Imagine if I were to tell you, you could choose anyone you wanted to be on your team for a new project. Who would you choose? Many of you would select the smartest people you knew, those ones with the deep technical skills. The reason for this is that many people believe that successful teams are made up of the smartest people. But what if this wasn't the case? What if there was something else?
I have blogged about Super Chickens before, but the TL;DR on it is that if you put the best chickens together, the ones that produce the most eggs, they literally start pecking each other to death! If we take this analogy and apply it to humans, we see that having the best people on the team doesn't ensure success and can in fact lead to disaster!
Now you may be thinking just because it applies to chickens, doesn't necessarily means it applies to humans. Well, that may be true! So lets to Google who decided to run an experiment to determine why some of their teams were wildly successful and others were just average. Their initial beliefs were that the best teams came from combining the best people and so Project Aristotle was born. They hired statisticians, psychologists and researchers to crack the code and after 2 years of studying 180 Google teams and over 250 attributes. What they found were a few characteristics that made successful teams, but one of them stuck out…Psychological Safety.

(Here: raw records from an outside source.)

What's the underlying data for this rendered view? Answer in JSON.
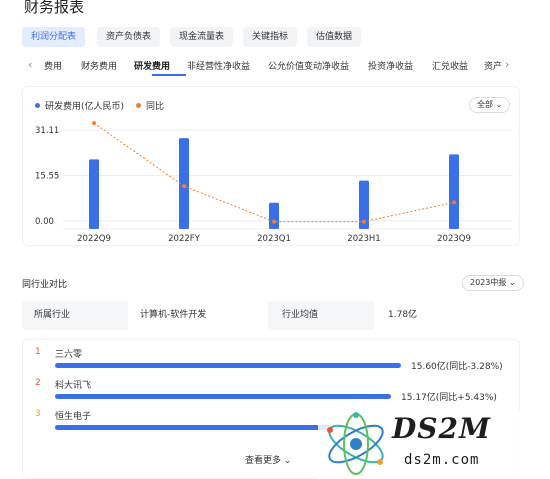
{
  "page": {
    "title": "财务报表"
  },
  "report_tabs": [
    {
      "label": "利润分配表",
      "active": true
    },
    {
      "label": "资产负债表",
      "active": false
    },
    {
      "label": "现金流量表",
      "active": false
    },
    {
      "label": "关键指标",
      "active": false
    },
    {
      "label": "估值数据",
      "active": false
    }
  ],
  "metric_tabs": [
    {
      "label": "费用",
      "active": false
    },
    {
      "label": "财务费用",
      "active": false
    },
    {
      "label": "研发费用",
      "active": true
    },
    {
      "label": "非经营性净收益",
      "active": false
    },
    {
      "label": "公允价值变动净收益",
      "active": false
    },
    {
      "label": "投资净收益",
      "active": false
    },
    {
      "label": "汇兑收益",
      "active": false
    },
    {
      "label": "资产",
      "active": false
    }
  ],
  "chart_card": {
    "legend": [
      "研发费用(亿人民币)",
      "同比"
    ],
    "dropdown": "全部"
  },
  "chart_data": {
    "type": "bar",
    "categories": [
      "2022Q9",
      "2022FY",
      "2023Q1",
      "2023H1",
      "2023Q9"
    ],
    "y_tick_labels": [
      "31.11",
      "15.55",
      "0.00"
    ],
    "series": [
      {
        "name": "研发费用(亿人民币)",
        "type": "bar",
        "values": [
          21.1,
          28.4,
          6.2,
          13.8,
          22.8
        ]
      },
      {
        "name": "同比",
        "type": "line",
        "values": [
          40.2,
          10.3,
          -6.5,
          -6.5,
          2.6
        ]
      }
    ],
    "ylim_bar": [
      -2.8,
      37.0
    ],
    "ylim_line": [
      -10,
      45
    ],
    "colors": {
      "bar": "#3a6fe8",
      "line": "#f07f2e",
      "grid": "#e9ecf0"
    }
  },
  "industry": {
    "title": "同行业对比",
    "dropdown": "2023中报",
    "label_industry": "所属行业",
    "industry_value": "计算机-软件开发",
    "label_avg": "行业均值",
    "avg_value": "1.78亿"
  },
  "ranking": [
    {
      "rank": "1",
      "name": "三六零",
      "value_text": "15.60亿(同比-3.28%)",
      "fraction": 1.0
    },
    {
      "rank": "2",
      "name": "科大讯飞",
      "value_text": "15.17亿(同比+5.43%)",
      "fraction": 0.97
    },
    {
      "rank": "3",
      "name": "恒生电子",
      "value_text": "",
      "fraction": 0.8
    }
  ],
  "more_label": "查看更多",
  "watermark": {
    "big": "DS2M",
    "small": "ds2m.com"
  }
}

Now some of you may be wondering, "What exactly is Psychological Safety?" Basically, it can be described as
The shared feeling that it's OK to be open and honest in a group setting.
That sounds so easy, so what makes it so hard? Well, it's because we don't want to be seen as incompetent when we make a mistake or don't know something and we may even be seen as negative when we challenge ideas. Personally, I have experienced this many times in my career where I have been afraid of asking that "stupid" question in fear of looking like a fool. But every time we do this we are denying ourselves and the other people in the team with the opportunity to learn. More than likely, there are people thinking the same question as you, and are also afraid to ask.
Creating psychological safety in a team seems easy, yet it is deceptively hard. Breaking down those mental barriers, the ones which have built up over the years and are preventing people from speaking their mind takes a lot of effort.
How do you improve Psychological Safety?
The following are a few things that you can try to increase psychological safety in your team:
Whenever you have a meeting or discussion, re-iterate that it is expected that everyone will ask questions and disagree if they feel the need. No one should be afraid to raise any concerns. At the end of the day, we need to have everyone's voices and opinions to make this a success.
"I don't know everything"
No one knows everything, so why do we bother and pretend we do. Most of the time people see through this. Show your humility in saying that you don't know it. By doing this you become more relatable…more human.
If you ask questions, even simple ones, it can help in getting discussions going. A good technique that I have found is to ask questions, even if you know the answers. This helps demonstrate to the team that it is okay to ask any question, even if they seem "stupid".
Speak About It
I have found that talking about during your 1:1 sessions has been quite beneficial. Explain to them what you are trying to achieve and try figure out what is preventing them from speaking their mind.
When people open up and tell people about your personal lives at work. Your team will get a different view of you and by seeing that they will model the same behaviours.
As with my previous post, this blog post is also an excerpt from my talk titled "What submarines and chickens can teach you about leadership" which I will be presenting at DDD Perth 2019.
Until next time...keep learning!